Once you’ve decided on your work-rest ratio, I recommend thinking about the training by addressing your weaknesses first and then working on the main necessary energy systems necessary for cycling. Tommy Torque has a moderate sprint (five-second best effort), a fair anaerobic capacity (his one-minute best is low), a very good VO2Max (five-minute best effort), and a very good FTP (his twenty-minute best is high), which bodes well for success in the time trial but might not help him as much in the road race as much. Since the Masters Nationals road race course is comprised of short hills, anaerobic capacity is a key determiner of success, along with FTP. Tommy’s FTP will keep him in the race near the front, but AC is the thing that puts him into position to win. With that in mind, he needs to spend at least one day a week working on this weakness, from now until eight weeks out from Nationals. At that point we’ll make sure he begins doing twice-a-week workouts with anaerobic capacity efforts intertwined with other time trial-specific workouts and FTP work. From March to May, it’s imperative that Tommy spends plenty of time working on his FTP, raising it as high as he can.

Since Tommy’s goal is a peak in mid-July, he shouldn’t be doing a tremendously hard early spring training plan, but May will be a key training month. Always think in eight-week blocks of training, since many training adaptations occur in eight-week cycles, so thinking backward from July really emphasizes the importance of a very strong May training block. FTP will be the main emphasis, as the aerobic system takes quite some time to improve and a big push in this area will provide great benefits in July.

With this rough sketch of a training plan for Tommy, all that’s left to do is filling in the blanks with the appropriate workouts each day. The daily workouts should be planned about three weeks in advance, since it’s hard to predict exactly what life will throw at Tommy throughout the season. If you plan out the daily workouts too far ahead, you’ll probably end up rewriting them later as life happens.

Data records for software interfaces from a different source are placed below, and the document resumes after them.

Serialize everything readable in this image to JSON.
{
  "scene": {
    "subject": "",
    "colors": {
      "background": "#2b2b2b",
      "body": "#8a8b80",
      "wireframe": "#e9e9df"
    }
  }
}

The contents of the actual workouts are far beyond the scope of this article, so I won’t go into that, but the composition of those workouts is very important. It’s key that you design your workouts to address correct training zones and do your best to adhere to them. Use the power training zones chart above to make sure you’re doing the correct wattages on your training rides. Focus on your efforts and make them count. It’s always the last couple of repetitions in an interval set that make the difference, so don’t give up!

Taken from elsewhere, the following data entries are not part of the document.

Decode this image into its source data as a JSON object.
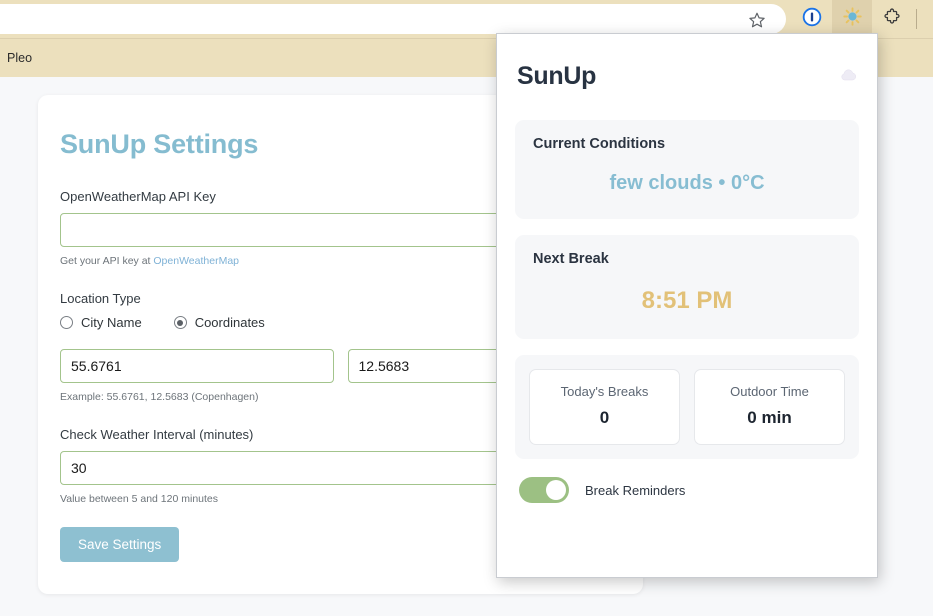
{
  "browser": {
    "tab_title": "Pleo",
    "toolbar": {
      "bookmark_icon": "star-icon",
      "password_manager_icon": "one-password-icon",
      "extension_icon": "sunup-sun-icon",
      "extensions_menu_icon": "puzzle-piece-icon"
    }
  },
  "settings_page": {
    "title": "SunUp Settings",
    "api_key": {
      "label": "OpenWeatherMap API Key",
      "value": "",
      "placeholder": "",
      "hint_prefix": "Get your API key at ",
      "hint_link": "OpenWeatherMap"
    },
    "location_type": {
      "label": "Location Type",
      "options": [
        {
          "label": "City Name",
          "selected": false
        },
        {
          "label": "Coordinates",
          "selected": true
        }
      ]
    },
    "coordinates": {
      "latitude": "55.6761",
      "longitude": "12.5683",
      "hint": "Example: 55.6761, 12.5683 (Copenhagen)"
    },
    "interval": {
      "label": "Check Weather Interval (minutes)",
      "value": "30",
      "hint": "Value between 5 and 120 minutes"
    },
    "save_button": "Save Settings",
    "accent_color": "#8ec0d1",
    "input_border_color": "#a3c48c"
  },
  "popup": {
    "title": "SunUp",
    "weather_icon": "☁",
    "current_conditions": {
      "title": "Current Conditions",
      "value": "few clouds • 0°C",
      "color": "#87bdd2"
    },
    "next_break": {
      "title": "Next Break",
      "value": "8:51 PM",
      "color": "#e2c178"
    },
    "stats": [
      {
        "label": "Today's Breaks",
        "value": "0"
      },
      {
        "label": "Outdoor Time",
        "value": "0 min"
      }
    ],
    "toggle": {
      "label": "Break Reminders",
      "on": true,
      "on_color": "#9cc083"
    }
  }
}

Building a year-long training plan is no easy feat. Many books and articles have been written about doing it well, and I hope this article has given you some insight into the basic design of a training plan. A power meter will help you define your training dose much more easily and allow you to control that dose. Be sure to build up each week and keep the rate of training stress climbing, but not too fast. Nothing has really changed since the invention of new technology for training; we still have to use all the same periodization training principles that have been around for since Dr. Tudor Bompa wrote about them in 1968, but a power meter now quantifies that training stress.

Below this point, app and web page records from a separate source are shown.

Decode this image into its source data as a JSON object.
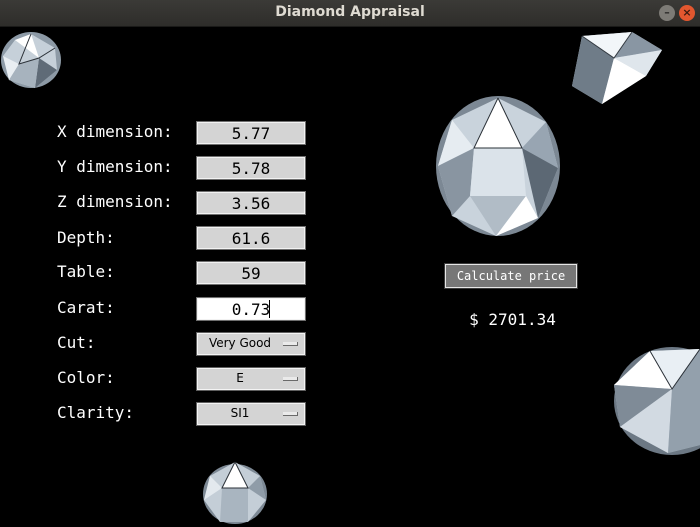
{
  "window": {
    "title": "Diamond Appraisal"
  },
  "form": {
    "fields": [
      {
        "label": "X dimension:",
        "value": "5.77"
      },
      {
        "label": "Y dimension:",
        "value": "5.78"
      },
      {
        "label": "Z dimension:",
        "value": "3.56"
      },
      {
        "label": "Depth:",
        "value": "61.6"
      },
      {
        "label": "Table:",
        "value": "59"
      },
      {
        "label": "Carat:",
        "value": "0.73"
      }
    ],
    "dropdowns": [
      {
        "label": "Cut:",
        "value": "Very Good"
      },
      {
        "label": "Color:",
        "value": "E"
      },
      {
        "label": "Clarity:",
        "value": "SI1"
      }
    ]
  },
  "action": {
    "calculate_label": "Calculate price"
  },
  "result": {
    "price": "$ 2701.34"
  },
  "colors": {
    "background": "#000000",
    "field_bg": "#d4d4d4",
    "button_bg": "#777777",
    "close_button": "#e2572f"
  },
  "icons": {
    "minimize": "minimize-icon",
    "close": "close-icon",
    "decor": "diamond-icon"
  }
}
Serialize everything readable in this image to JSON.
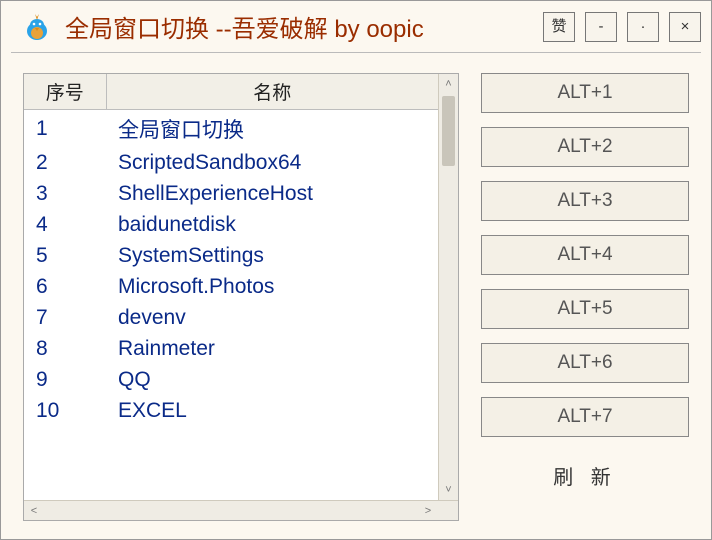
{
  "title": "全局窗口切换 --吾爱破解 by oopic",
  "titlebar": {
    "like": "赞",
    "minimize": "-",
    "dot": "·",
    "close": "×"
  },
  "table": {
    "headers": {
      "index": "序号",
      "name": "名称"
    },
    "rows": [
      {
        "idx": "1",
        "name": "全局窗口切换"
      },
      {
        "idx": "2",
        "name": "ScriptedSandbox64"
      },
      {
        "idx": "3",
        "name": "ShellExperienceHost"
      },
      {
        "idx": "4",
        "name": "baidunetdisk"
      },
      {
        "idx": "5",
        "name": "SystemSettings"
      },
      {
        "idx": "6",
        "name": "Microsoft.Photos"
      },
      {
        "idx": "7",
        "name": "devenv"
      },
      {
        "idx": "8",
        "name": "Rainmeter"
      },
      {
        "idx": "9",
        "name": "QQ"
      },
      {
        "idx": "10",
        "name": "EXCEL"
      }
    ]
  },
  "hotkeys": [
    "ALT+1",
    "ALT+2",
    "ALT+3",
    "ALT+4",
    "ALT+5",
    "ALT+6",
    "ALT+7"
  ],
  "refresh_label": "刷 新"
}
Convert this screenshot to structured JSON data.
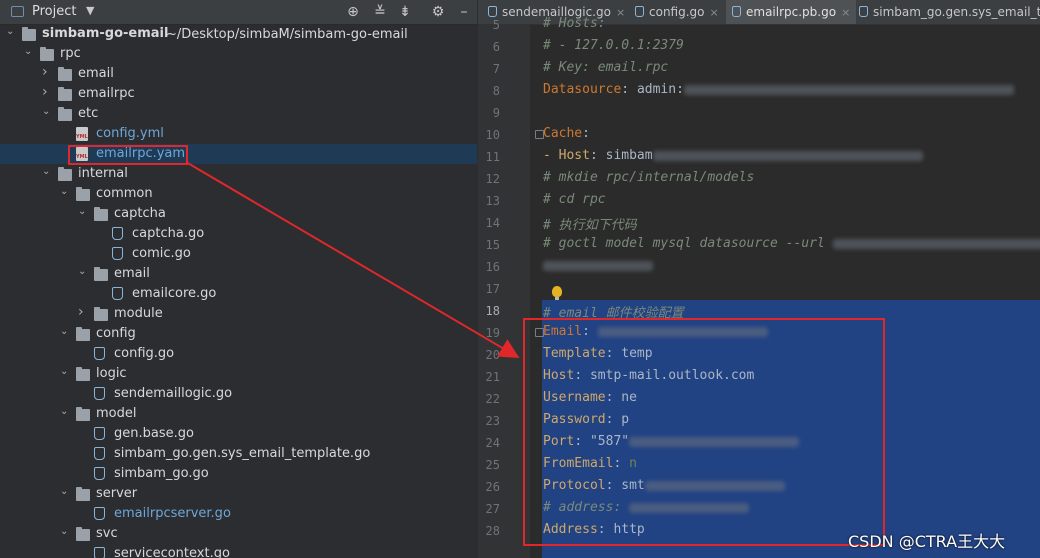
{
  "project_panel": {
    "title": "Project",
    "header_buttons": [
      "crosshair-icon",
      "collapse-all-icon",
      "expand-all-icon",
      "gear-icon",
      "minimize-icon"
    ],
    "tree": [
      {
        "label": "simbam-go-email",
        "hint": "~/Desktop/simbaM/simbam-go-email",
        "type": "folder",
        "expanded": true
      },
      {
        "label": "rpc",
        "type": "folder",
        "expanded": true
      },
      {
        "label": "email",
        "type": "folder",
        "expanded": false
      },
      {
        "label": "emailrpc",
        "type": "folder",
        "expanded": false
      },
      {
        "label": "etc",
        "type": "folder",
        "expanded": true
      },
      {
        "label": "config.yml",
        "type": "yml"
      },
      {
        "label": "emailrpc.yaml",
        "type": "yml",
        "selected": true
      },
      {
        "label": "internal",
        "type": "folder",
        "expanded": true
      },
      {
        "label": "common",
        "type": "folder",
        "expanded": true
      },
      {
        "label": "captcha",
        "type": "folder",
        "expanded": true
      },
      {
        "label": "captcha.go",
        "type": "go"
      },
      {
        "label": "comic.go",
        "type": "go"
      },
      {
        "label": "email",
        "type": "folder",
        "expanded": true
      },
      {
        "label": "emailcore.go",
        "type": "go"
      },
      {
        "label": "module",
        "type": "folder",
        "expanded": false
      },
      {
        "label": "config",
        "type": "folder",
        "expanded": true
      },
      {
        "label": "config.go",
        "type": "go"
      },
      {
        "label": "logic",
        "type": "folder",
        "expanded": true
      },
      {
        "label": "sendemaillogic.go",
        "type": "go"
      },
      {
        "label": "model",
        "type": "folder",
        "expanded": true
      },
      {
        "label": "gen.base.go",
        "type": "go"
      },
      {
        "label": "simbam_go.gen.sys_email_template.go",
        "type": "go"
      },
      {
        "label": "simbam_go.go",
        "type": "go"
      },
      {
        "label": "server",
        "type": "folder",
        "expanded": true
      },
      {
        "label": "emailrpcserver.go",
        "type": "go"
      },
      {
        "label": "svc",
        "type": "folder",
        "expanded": true
      },
      {
        "label": "servicecontext.go",
        "type": "go"
      }
    ]
  },
  "editor": {
    "tabs": [
      {
        "label": "sendemaillogic.go",
        "active": false
      },
      {
        "label": "config.go",
        "active": false
      },
      {
        "label": "emailrpc.pb.go",
        "active": true
      },
      {
        "label": "simbam_go.gen.sys_email_tem",
        "active": false
      }
    ],
    "lines": [
      {
        "n": "5",
        "text": "#  Hosts:"
      },
      {
        "n": "6",
        "text": "#  - 127.0.0.1:2379"
      },
      {
        "n": "7",
        "text": "#  Key: email.rpc"
      },
      {
        "n": "8",
        "key": "Datasource",
        "val": "admin:"
      },
      {
        "n": "9",
        "text": ""
      },
      {
        "n": "10",
        "key": "Cache",
        "val": ""
      },
      {
        "n": "11",
        "key": "  - Host",
        "val": "simbam"
      },
      {
        "n": "12",
        "text": "#  mkdie rpc/internal/models"
      },
      {
        "n": "13",
        "text": "#  cd rpc"
      },
      {
        "n": "14",
        "text": "#  执行如下代码"
      },
      {
        "n": "15",
        "text": "#  goctl model mysql datasource --url "
      },
      {
        "n": "16",
        "text": ""
      },
      {
        "n": "17",
        "text": ""
      },
      {
        "n": "18",
        "text": "# email 邮件校验配置"
      },
      {
        "n": "19",
        "key": "Email",
        "val": ""
      },
      {
        "n": "20",
        "key": "  Template",
        "val": "temp"
      },
      {
        "n": "21",
        "key": "  Host",
        "val": "smtp-mail.outlook.com"
      },
      {
        "n": "22",
        "key": "  Username",
        "val": "ne"
      },
      {
        "n": "23",
        "key": "  Password",
        "val": "p"
      },
      {
        "n": "24",
        "key": "  Port",
        "val": "\"587\""
      },
      {
        "n": "25",
        "key": "  FromEmail",
        "val": "n"
      },
      {
        "n": "26",
        "key": "  Protocol",
        "val": "smt"
      },
      {
        "n": "27",
        "text": "  # address: "
      },
      {
        "n": "28",
        "key": "  Address",
        "val": "http"
      }
    ]
  },
  "watermark": "CSDN @CTRA王大大",
  "colors": {
    "selection": "#214283",
    "annotation": "#e0282a",
    "tree_selected": "#1f3a55"
  }
}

As you review your goals, strengths, and weaknesses, make a plan to succeed and achieve those goals, however lofty or modest they may be. Your best season is right around the corner!